The Russian Supreme State Commercial Court's Stance on Recovery of Court Costs

Konstantin Sasov
Senior Associate
Pepeliaev Group

In its Resolution No. 16067 dated March 15, 2012, the Presidium of the SAC confirmed that it was lawful to recover from the tax authorities expenses of almost 3 million rubles on the taxpayer's representatives involved in its defense.

Facts of the Case

The taxpayer was Aelita Software Corporation, which was defended by Pepeliaev Group in courts of three levels. When the dispute was over (the overpayment in the dispute was more than 24 million rubles), the taxpayer applied to the arbitration court to recover from the tax authority court costs of 2,889,302 rubles spent on legal representation.

In the first instance, the court upheld the taxpayer's application in full. The appeal court reduced the award to 100,000 rubles, and the cassation court agreed with the appeal court.

The Presidium of the SAC upheld the first court's ruling and set aside the decisions of the appeal and cassation courts.

Conclusions of the SAC

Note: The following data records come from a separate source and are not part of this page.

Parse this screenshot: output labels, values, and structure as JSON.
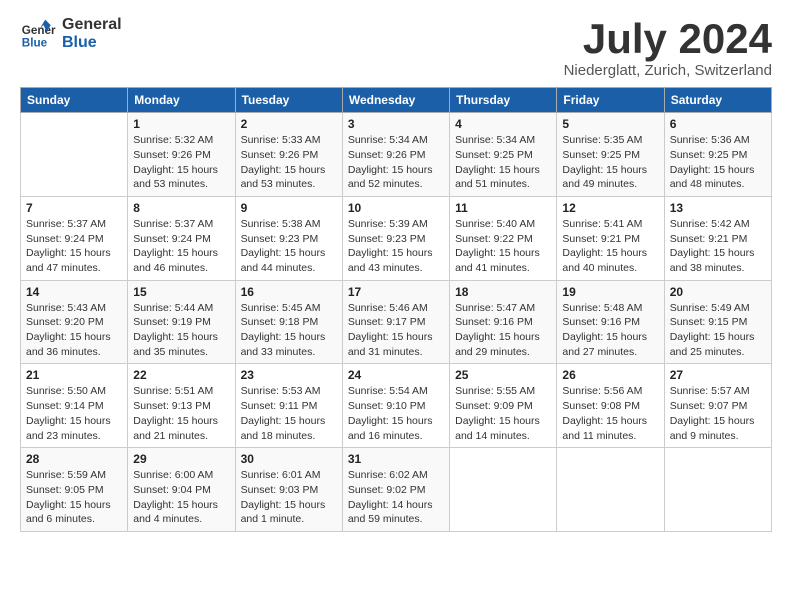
{
  "header": {
    "logo_line1": "General",
    "logo_line2": "Blue",
    "month_title": "July 2024",
    "location": "Niederglatt, Zurich, Switzerland"
  },
  "days_of_week": [
    "Sunday",
    "Monday",
    "Tuesday",
    "Wednesday",
    "Thursday",
    "Friday",
    "Saturday"
  ],
  "weeks": [
    [
      {
        "day": "",
        "detail": ""
      },
      {
        "day": "1",
        "detail": "Sunrise: 5:32 AM\nSunset: 9:26 PM\nDaylight: 15 hours\nand 53 minutes."
      },
      {
        "day": "2",
        "detail": "Sunrise: 5:33 AM\nSunset: 9:26 PM\nDaylight: 15 hours\nand 53 minutes."
      },
      {
        "day": "3",
        "detail": "Sunrise: 5:34 AM\nSunset: 9:26 PM\nDaylight: 15 hours\nand 52 minutes."
      },
      {
        "day": "4",
        "detail": "Sunrise: 5:34 AM\nSunset: 9:25 PM\nDaylight: 15 hours\nand 51 minutes."
      },
      {
        "day": "5",
        "detail": "Sunrise: 5:35 AM\nSunset: 9:25 PM\nDaylight: 15 hours\nand 49 minutes."
      },
      {
        "day": "6",
        "detail": "Sunrise: 5:36 AM\nSunset: 9:25 PM\nDaylight: 15 hours\nand 48 minutes."
      }
    ],
    [
      {
        "day": "7",
        "detail": "Sunrise: 5:37 AM\nSunset: 9:24 PM\nDaylight: 15 hours\nand 47 minutes."
      },
      {
        "day": "8",
        "detail": "Sunrise: 5:37 AM\nSunset: 9:24 PM\nDaylight: 15 hours\nand 46 minutes."
      },
      {
        "day": "9",
        "detail": "Sunrise: 5:38 AM\nSunset: 9:23 PM\nDaylight: 15 hours\nand 44 minutes."
      },
      {
        "day": "10",
        "detail": "Sunrise: 5:39 AM\nSunset: 9:23 PM\nDaylight: 15 hours\nand 43 minutes."
      },
      {
        "day": "11",
        "detail": "Sunrise: 5:40 AM\nSunset: 9:22 PM\nDaylight: 15 hours\nand 41 minutes."
      },
      {
        "day": "12",
        "detail": "Sunrise: 5:41 AM\nSunset: 9:21 PM\nDaylight: 15 hours\nand 40 minutes."
      },
      {
        "day": "13",
        "detail": "Sunrise: 5:42 AM\nSunset: 9:21 PM\nDaylight: 15 hours\nand 38 minutes."
      }
    ],
    [
      {
        "day": "14",
        "detail": "Sunrise: 5:43 AM\nSunset: 9:20 PM\nDaylight: 15 hours\nand 36 minutes."
      },
      {
        "day": "15",
        "detail": "Sunrise: 5:44 AM\nSunset: 9:19 PM\nDaylight: 15 hours\nand 35 minutes."
      },
      {
        "day": "16",
        "detail": "Sunrise: 5:45 AM\nSunset: 9:18 PM\nDaylight: 15 hours\nand 33 minutes."
      },
      {
        "day": "17",
        "detail": "Sunrise: 5:46 AM\nSunset: 9:17 PM\nDaylight: 15 hours\nand 31 minutes."
      },
      {
        "day": "18",
        "detail": "Sunrise: 5:47 AM\nSunset: 9:16 PM\nDaylight: 15 hours\nand 29 minutes."
      },
      {
        "day": "19",
        "detail": "Sunrise: 5:48 AM\nSunset: 9:16 PM\nDaylight: 15 hours\nand 27 minutes."
      },
      {
        "day": "20",
        "detail": "Sunrise: 5:49 AM\nSunset: 9:15 PM\nDaylight: 15 hours\nand 25 minutes."
      }
    ],
    [
      {
        "day": "21",
        "detail": "Sunrise: 5:50 AM\nSunset: 9:14 PM\nDaylight: 15 hours\nand 23 minutes."
      },
      {
        "day": "22",
        "detail": "Sunrise: 5:51 AM\nSunset: 9:13 PM\nDaylight: 15 hours\nand 21 minutes."
      },
      {
        "day": "23",
        "detail": "Sunrise: 5:53 AM\nSunset: 9:11 PM\nDaylight: 15 hours\nand 18 minutes."
      },
      {
        "day": "24",
        "detail": "Sunrise: 5:54 AM\nSunset: 9:10 PM\nDaylight: 15 hours\nand 16 minutes."
      },
      {
        "day": "25",
        "detail": "Sunrise: 5:55 AM\nSunset: 9:09 PM\nDaylight: 15 hours\nand 14 minutes."
      },
      {
        "day": "26",
        "detail": "Sunrise: 5:56 AM\nSunset: 9:08 PM\nDaylight: 15 hours\nand 11 minutes."
      },
      {
        "day": "27",
        "detail": "Sunrise: 5:57 AM\nSunset: 9:07 PM\nDaylight: 15 hours\nand 9 minutes."
      }
    ],
    [
      {
        "day": "28",
        "detail": "Sunrise: 5:59 AM\nSunset: 9:05 PM\nDaylight: 15 hours\nand 6 minutes."
      },
      {
        "day": "29",
        "detail": "Sunrise: 6:00 AM\nSunset: 9:04 PM\nDaylight: 15 hours\nand 4 minutes."
      },
      {
        "day": "30",
        "detail": "Sunrise: 6:01 AM\nSunset: 9:03 PM\nDaylight: 15 hours\nand 1 minute."
      },
      {
        "day": "31",
        "detail": "Sunrise: 6:02 AM\nSunset: 9:02 PM\nDaylight: 14 hours\nand 59 minutes."
      },
      {
        "day": "",
        "detail": ""
      },
      {
        "day": "",
        "detail": ""
      },
      {
        "day": "",
        "detail": ""
      }
    ]
  ]
}
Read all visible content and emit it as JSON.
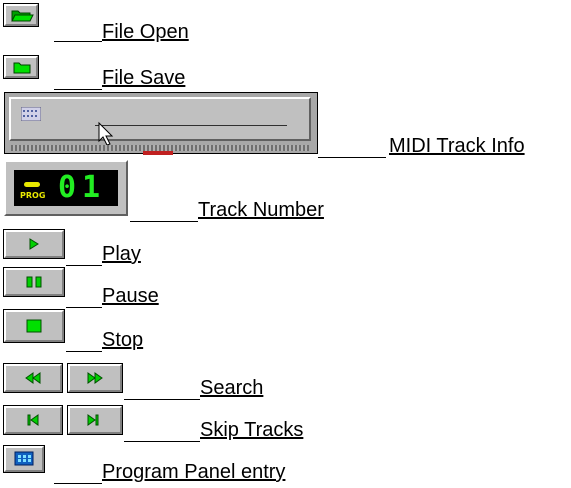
{
  "items": [
    {
      "label": "File Open",
      "icon": "folder-open-icon"
    },
    {
      "label": "File Save",
      "icon": "folder-icon"
    },
    {
      "label": "MIDI Track Info",
      "icon": "slider-icon"
    },
    {
      "label": "Track Number",
      "icon": "lcd-display-icon",
      "lcd_prefix": "PROG",
      "lcd_digits": "01"
    },
    {
      "label": "Play",
      "icon": "play-icon"
    },
    {
      "label": "Pause",
      "icon": "pause-icon"
    },
    {
      "label": "Stop",
      "icon": "stop-icon"
    },
    {
      "label": "Search",
      "icon": "rewind-forward-icon"
    },
    {
      "label": "Skip Tracks",
      "icon": "skip-icon"
    },
    {
      "label": "Program Panel entry",
      "icon": "program-panel-icon"
    }
  ],
  "colors": {
    "button_face": "#c0c0c0",
    "icon_green": "#00c000",
    "lcd_green": "#22ee22",
    "lcd_yellow": "#e8e800",
    "program_blue": "#1060c0"
  }
}
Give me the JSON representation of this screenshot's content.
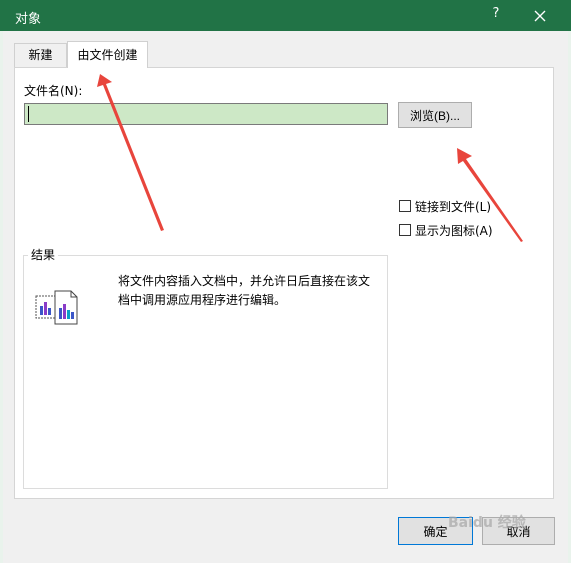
{
  "window": {
    "title": "对象",
    "help_label": "?",
    "close_icon": "close-icon"
  },
  "tabs": [
    {
      "label": "新建",
      "active": false
    },
    {
      "label": "由文件创建",
      "active": true
    }
  ],
  "file": {
    "label": "文件名(N):",
    "value": "",
    "browse_label": "浏览(B)..."
  },
  "options": [
    {
      "label": "链接到文件(L)",
      "checked": false
    },
    {
      "label": "显示为图标(A)",
      "checked": false
    }
  ],
  "result": {
    "title": "结果",
    "description": "将文件内容插入文档中，并允许日后直接在该文档中调用源应用程序进行编辑。",
    "icon": "embedded-document-icon"
  },
  "footer": {
    "ok_label": "确定",
    "cancel_label": "取消"
  },
  "watermark": "Baidu 经验",
  "colors": {
    "titlebar": "#217346",
    "input_fill": "#cde8c6",
    "annotation_arrow": "#e8453c"
  }
}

The Presidium of the SAC restated a number of its previous conclusions (see the Presidium of the SAC's Resolutions No. 18118/07, No. 6284/07 and No. 100/10 dated, respectively, 29 May 2008, 9 April 2009 and 25 May 2010), while the following conclusions in this case of the Presidium of the SAC are new.

1. The amount up to which the court reduces the court costs claimed by the taxpayer may not be established arbitrarily. The court decision must contain an explanation of the amount that the court considered reasonable, while the case file must contain calculations and other evidence in support of the court's conclusions.

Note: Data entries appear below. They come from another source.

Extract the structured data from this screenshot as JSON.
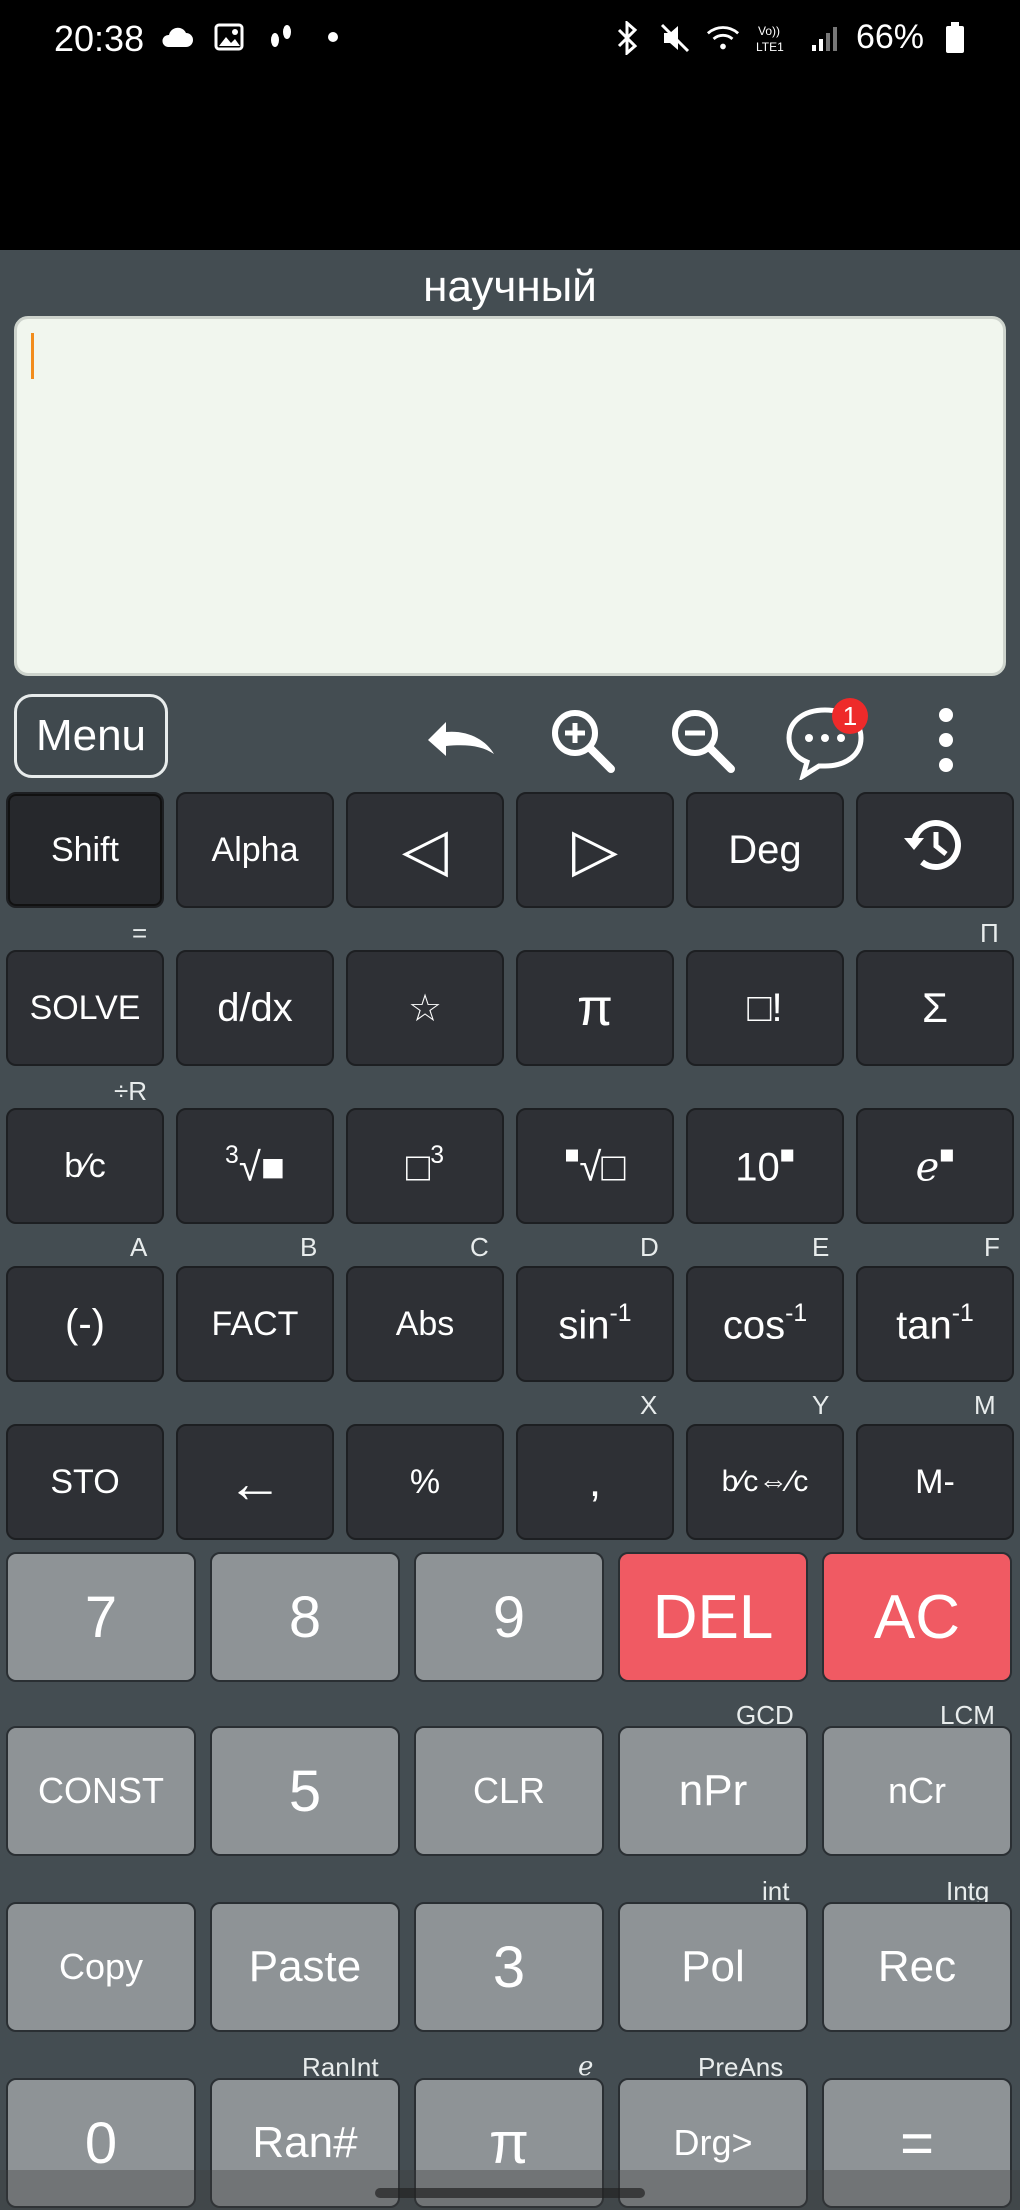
{
  "status": {
    "time": "20:38",
    "battery": "66%",
    "network": "LTE1"
  },
  "app": {
    "mode_title": "научный",
    "menu_label": "Menu",
    "badge_count": "1"
  },
  "rows": {
    "row1": [
      "Shift",
      "Alpha",
      "◁",
      "▷",
      "Deg"
    ],
    "row2_labels": {
      "above_solve": "=",
      "above_sigma": "Π"
    },
    "row2": [
      "SOLVE",
      "d/dx",
      "☆",
      "π",
      "□!",
      "Σ"
    ],
    "row3_labels": {
      "above_b": "÷R"
    },
    "row3": {
      "b_frac": "b⁄c",
      "cbrt_sup": "3",
      "cbrt_text": "√■",
      "cube_base": "□",
      "cube_sup": "3",
      "xroot_sup": "■",
      "xroot_text": "√□",
      "ten_base": "10",
      "ten_sup": "■",
      "e_base": "e",
      "e_sup": "■"
    },
    "row4_labels": [
      "A",
      "B",
      "C",
      "D",
      "E",
      "F"
    ],
    "row4": {
      "neg": "(-)",
      "fact": "FACT",
      "abs": "Abs",
      "asin_base": "sin",
      "acos_base": "cos",
      "atan_base": "tan",
      "inv_sup": "-1"
    },
    "row5_labels": {
      "x": "X",
      "y": "Y",
      "m": "M"
    },
    "row5": [
      "STO",
      "←",
      "%",
      ",",
      "b⁄c⇔⁄c",
      "M-"
    ],
    "row6": [
      "7",
      "8",
      "9",
      "DEL",
      "AC"
    ],
    "row7_labels": {
      "gcd": "GCD",
      "lcm": "LCM"
    },
    "row7": [
      "CONST",
      "5",
      "CLR",
      "nPr",
      "nCr"
    ],
    "row8_labels": {
      "int": "int",
      "intg": "Intg"
    },
    "row8": [
      "Copy",
      "Paste",
      "3",
      "Pol",
      "Rec"
    ],
    "row9_labels": {
      "ranint": "RanInt",
      "e": "e",
      "preans": "PreAns"
    },
    "row9": [
      "0",
      "Ran#",
      "π",
      "Drg>",
      "="
    ]
  }
}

This sends a message to lower courts that they should be as objective as possible in determining the amounts awarded, and that it should be easy for higher courts to review and evaluate their explanations.

2. The losing party, and not the court itself on its own initiative, must present the court with evidence, calculations and justification that the costs are not reasonable. This follows from the adversarial nature of the litigation process in the state arbitration courts.

The SAC was not embarrassed by the large nature of the amount recovered (almost 3 million rubles), which may mean that there will be a clarification of the Court's legal position set out in Information Letter No. 121 of the Presidium of the SAC dated 5 December 2007: Even when the amount of court costs is significant, a court may not consider that it is clearly excessive and release the tax authority from the burden of proving that it is excessive.

3. The SAC also set out new evidential and legal guidelines to establish whether court costs recovered are reasonable (not excessive). These guidelines contain information about prices for similar legal costs of other similar law firms. In addition, the choice of service provider (and, accordingly, the cost of services provided) should be assessed by the court taking due account of the nature and complexity of the dispute, and moreover, "not from the court's position but from the position of the party incurring the expenses without being certain of the outcome of the case."

The SAC is making it more difficult for the tax authorities to refute that the taxpayer's costs are reasonable: Costs must be shown to meet not only the criteria of reliability and lawfulness, but also relevance. Inspectorates will have to prove to the courts that the amount of court costs regarded by the former as reasonable corresponds to price levels on the market among similar service providers. Such a similarity should be assessed according to criteria that are material for the client and not just the court. Factors include the level of reputation, prominence, transparency and service quality.

General Conclusions

In the case in question, the tax inspectorate agreed that there was no uniform case law in terms of the substance of the main dispute. This is a factor that makes a dispute complex in nature, and thus professional legal assistance is required. Therefore, the Resolution may lead to a large number of tax disputes that are not so complex from a legal standpoint being resolved out of court. There could also be some increase in the average amount of court costs recovered.

To ensure that costs are recovered as fully as possible, companies must be ready to explain to the court why they have chosen their legal representative from among similar candidates, as well as ensure that how the costs are made up is as transparent as possible.